All Saint's Church, North Street
All Saints' Church, North Street, York is a Grade I listed building which is noted as containing the finest collection of medieval glass in York, mostly dating from the early fourteenth century. There are 11 windows with medieval glass, much of it complete and in its original state. Perhaps the most famous of these are the Prick of Conscience dating from circa 1410 and "Corporal acts of Mercy", which was possibly the gift of Nicholas Blackburn, Lord Mayor of York.
The first record of All Saints church occurs in 1089, when the patronage of the rectory was given to the nearby priory of Holy Trinity at Micklegate by one Ralph Paganell, a layman who had founded Holy Trinity. The first church of All Saints occupied the space between the current chancel and the west aisle of the nave.
The earliest part of the present church is the nave which dates from the twelfth century. The arcades date from the thirteenth century and the east end was rebuilt in the fourteenth century, when the chancel chapels were added. An anchorite building was erected at the west end in the fifteenth century and a squint made through the wall so that Dame Emma Raughton could observe and hear the mass being said. The elegant spire, which rises to 120 feet, is also a fifteenth cntury addition.
The colourful chancel ceiling was erected 1467-1472. The hammerbeams are in the form of angels who hold a variety of objects, including musical instruments and liturgical apparatus. The hexagonal wooden pulpit dates from 1675, around the top is a text from St Paul's epistle to the Romans. The floor of the church incorporates many medieval and later grave markers.
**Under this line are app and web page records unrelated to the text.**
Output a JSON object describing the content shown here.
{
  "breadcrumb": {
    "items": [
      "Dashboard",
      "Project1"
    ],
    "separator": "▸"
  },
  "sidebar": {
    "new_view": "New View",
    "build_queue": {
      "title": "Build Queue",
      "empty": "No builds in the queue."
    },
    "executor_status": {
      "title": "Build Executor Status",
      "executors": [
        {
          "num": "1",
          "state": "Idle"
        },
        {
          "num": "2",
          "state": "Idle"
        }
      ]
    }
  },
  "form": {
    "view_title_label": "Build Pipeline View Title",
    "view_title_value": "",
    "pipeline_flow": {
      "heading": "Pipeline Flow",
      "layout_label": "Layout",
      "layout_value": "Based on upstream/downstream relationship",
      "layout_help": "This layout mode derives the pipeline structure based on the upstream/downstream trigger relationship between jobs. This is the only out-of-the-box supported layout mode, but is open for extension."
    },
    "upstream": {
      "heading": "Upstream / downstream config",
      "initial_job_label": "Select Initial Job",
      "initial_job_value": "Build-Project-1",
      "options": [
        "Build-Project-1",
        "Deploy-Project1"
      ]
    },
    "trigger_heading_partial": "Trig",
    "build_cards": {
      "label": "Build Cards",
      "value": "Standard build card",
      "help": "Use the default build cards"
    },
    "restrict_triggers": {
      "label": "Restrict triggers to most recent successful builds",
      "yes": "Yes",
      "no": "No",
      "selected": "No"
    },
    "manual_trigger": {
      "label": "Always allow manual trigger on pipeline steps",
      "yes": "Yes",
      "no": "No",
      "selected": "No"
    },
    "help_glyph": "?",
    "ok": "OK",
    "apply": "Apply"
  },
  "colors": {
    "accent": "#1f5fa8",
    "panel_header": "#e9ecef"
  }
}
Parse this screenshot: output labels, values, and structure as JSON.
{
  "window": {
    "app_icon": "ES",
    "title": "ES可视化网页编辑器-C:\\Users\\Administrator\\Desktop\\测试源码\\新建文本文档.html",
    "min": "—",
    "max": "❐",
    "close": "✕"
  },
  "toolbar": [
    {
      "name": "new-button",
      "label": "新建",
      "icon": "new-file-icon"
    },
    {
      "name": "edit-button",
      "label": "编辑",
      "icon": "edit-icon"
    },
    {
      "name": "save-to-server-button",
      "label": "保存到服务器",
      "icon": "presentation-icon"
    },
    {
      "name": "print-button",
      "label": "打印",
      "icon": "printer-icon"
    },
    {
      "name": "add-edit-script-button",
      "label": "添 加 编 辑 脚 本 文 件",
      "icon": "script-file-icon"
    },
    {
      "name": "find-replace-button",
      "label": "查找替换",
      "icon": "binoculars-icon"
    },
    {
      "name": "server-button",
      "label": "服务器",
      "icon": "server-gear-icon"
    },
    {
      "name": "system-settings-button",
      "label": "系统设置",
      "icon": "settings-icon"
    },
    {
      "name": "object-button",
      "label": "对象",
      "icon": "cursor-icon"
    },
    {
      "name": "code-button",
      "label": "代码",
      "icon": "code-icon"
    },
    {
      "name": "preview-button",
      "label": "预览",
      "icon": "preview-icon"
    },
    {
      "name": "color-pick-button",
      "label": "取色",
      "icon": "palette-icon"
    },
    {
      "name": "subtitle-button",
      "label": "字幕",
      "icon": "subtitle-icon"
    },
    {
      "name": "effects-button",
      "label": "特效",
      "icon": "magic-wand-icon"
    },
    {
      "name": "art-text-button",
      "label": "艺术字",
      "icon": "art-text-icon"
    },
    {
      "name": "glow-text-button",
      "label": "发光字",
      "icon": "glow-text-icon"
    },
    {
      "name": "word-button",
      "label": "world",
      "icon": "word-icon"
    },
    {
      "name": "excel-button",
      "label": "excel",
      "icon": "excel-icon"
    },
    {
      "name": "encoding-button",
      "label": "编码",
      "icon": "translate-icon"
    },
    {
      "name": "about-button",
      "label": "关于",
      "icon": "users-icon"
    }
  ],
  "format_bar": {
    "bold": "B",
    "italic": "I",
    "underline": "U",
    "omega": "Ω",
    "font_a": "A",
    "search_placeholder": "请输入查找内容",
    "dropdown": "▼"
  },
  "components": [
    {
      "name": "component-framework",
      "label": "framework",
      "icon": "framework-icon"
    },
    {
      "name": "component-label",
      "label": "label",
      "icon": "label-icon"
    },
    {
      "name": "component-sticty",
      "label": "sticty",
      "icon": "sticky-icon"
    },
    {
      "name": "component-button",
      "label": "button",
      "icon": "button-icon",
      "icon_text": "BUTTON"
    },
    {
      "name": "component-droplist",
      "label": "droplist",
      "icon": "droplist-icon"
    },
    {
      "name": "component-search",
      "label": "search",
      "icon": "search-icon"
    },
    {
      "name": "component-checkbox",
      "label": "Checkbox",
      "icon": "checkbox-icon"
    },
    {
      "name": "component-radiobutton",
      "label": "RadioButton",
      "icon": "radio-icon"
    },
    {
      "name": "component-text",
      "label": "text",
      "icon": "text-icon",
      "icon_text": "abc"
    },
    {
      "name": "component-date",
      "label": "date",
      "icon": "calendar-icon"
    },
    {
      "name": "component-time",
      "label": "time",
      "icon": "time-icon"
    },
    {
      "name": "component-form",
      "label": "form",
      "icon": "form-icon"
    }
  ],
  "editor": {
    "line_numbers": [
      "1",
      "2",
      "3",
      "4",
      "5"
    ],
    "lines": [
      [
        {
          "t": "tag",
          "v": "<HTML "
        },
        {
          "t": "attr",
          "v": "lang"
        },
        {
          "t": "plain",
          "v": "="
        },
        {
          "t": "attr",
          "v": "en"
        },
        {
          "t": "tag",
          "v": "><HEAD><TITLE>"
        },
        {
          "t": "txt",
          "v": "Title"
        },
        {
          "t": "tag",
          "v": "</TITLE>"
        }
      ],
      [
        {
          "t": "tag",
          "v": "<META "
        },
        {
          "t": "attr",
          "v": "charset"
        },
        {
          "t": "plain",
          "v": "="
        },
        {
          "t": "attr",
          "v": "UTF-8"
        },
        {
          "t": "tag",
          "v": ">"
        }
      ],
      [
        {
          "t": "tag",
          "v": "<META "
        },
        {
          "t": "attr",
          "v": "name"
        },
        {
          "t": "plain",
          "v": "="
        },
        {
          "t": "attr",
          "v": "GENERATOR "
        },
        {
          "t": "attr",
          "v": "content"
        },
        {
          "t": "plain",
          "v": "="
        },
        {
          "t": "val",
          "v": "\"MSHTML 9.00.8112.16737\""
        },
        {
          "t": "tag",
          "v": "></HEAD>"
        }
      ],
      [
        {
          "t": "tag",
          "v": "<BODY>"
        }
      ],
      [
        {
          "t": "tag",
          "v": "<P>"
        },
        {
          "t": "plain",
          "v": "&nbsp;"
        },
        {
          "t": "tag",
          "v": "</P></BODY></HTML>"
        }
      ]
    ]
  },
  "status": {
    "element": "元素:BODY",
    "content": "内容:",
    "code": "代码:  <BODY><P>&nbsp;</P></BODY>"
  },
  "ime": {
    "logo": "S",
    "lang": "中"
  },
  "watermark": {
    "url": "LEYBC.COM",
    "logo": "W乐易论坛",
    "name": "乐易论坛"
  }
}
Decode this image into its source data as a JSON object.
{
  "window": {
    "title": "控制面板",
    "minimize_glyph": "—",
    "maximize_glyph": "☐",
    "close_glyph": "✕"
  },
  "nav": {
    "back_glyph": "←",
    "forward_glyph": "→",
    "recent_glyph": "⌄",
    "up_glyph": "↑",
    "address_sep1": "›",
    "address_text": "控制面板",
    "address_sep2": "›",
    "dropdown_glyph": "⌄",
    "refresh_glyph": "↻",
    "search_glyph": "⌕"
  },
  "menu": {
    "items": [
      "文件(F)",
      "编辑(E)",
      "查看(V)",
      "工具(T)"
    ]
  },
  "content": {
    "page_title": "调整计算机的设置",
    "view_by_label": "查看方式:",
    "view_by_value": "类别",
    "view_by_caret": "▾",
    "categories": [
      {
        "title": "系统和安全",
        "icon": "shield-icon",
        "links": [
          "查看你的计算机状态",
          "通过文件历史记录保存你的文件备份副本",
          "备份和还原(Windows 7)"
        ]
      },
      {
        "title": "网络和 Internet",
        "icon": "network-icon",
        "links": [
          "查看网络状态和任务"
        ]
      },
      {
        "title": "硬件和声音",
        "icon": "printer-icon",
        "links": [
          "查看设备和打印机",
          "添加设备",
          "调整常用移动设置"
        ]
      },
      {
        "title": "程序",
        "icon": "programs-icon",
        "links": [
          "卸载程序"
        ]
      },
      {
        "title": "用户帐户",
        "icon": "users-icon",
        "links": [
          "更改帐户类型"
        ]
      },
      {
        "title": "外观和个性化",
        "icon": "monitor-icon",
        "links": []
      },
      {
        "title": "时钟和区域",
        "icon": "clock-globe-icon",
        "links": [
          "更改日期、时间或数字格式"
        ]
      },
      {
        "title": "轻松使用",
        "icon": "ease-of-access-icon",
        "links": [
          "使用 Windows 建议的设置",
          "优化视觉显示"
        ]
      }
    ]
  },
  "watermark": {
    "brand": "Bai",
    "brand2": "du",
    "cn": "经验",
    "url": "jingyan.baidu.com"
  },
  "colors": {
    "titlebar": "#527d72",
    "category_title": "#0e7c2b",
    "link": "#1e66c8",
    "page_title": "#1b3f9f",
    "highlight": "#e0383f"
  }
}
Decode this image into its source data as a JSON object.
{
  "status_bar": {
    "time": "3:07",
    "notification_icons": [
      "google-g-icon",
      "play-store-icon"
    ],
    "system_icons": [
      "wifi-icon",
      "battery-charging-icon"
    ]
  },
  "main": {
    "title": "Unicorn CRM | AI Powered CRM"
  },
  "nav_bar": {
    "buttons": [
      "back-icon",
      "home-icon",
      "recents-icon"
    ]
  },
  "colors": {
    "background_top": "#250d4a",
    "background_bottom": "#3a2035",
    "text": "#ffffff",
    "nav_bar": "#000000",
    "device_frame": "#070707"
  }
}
The church was restored between 1866 and 1867 by JB and W Atkinson of York, which included the rebuilding of the south aisle wall, the addition of a porch and a vestry, half of the roof being replaced, new seating provided throughout, the pillars and walls scraped, and a new organ provided. The church was restored again in 1991 by the architect Peter Marshall.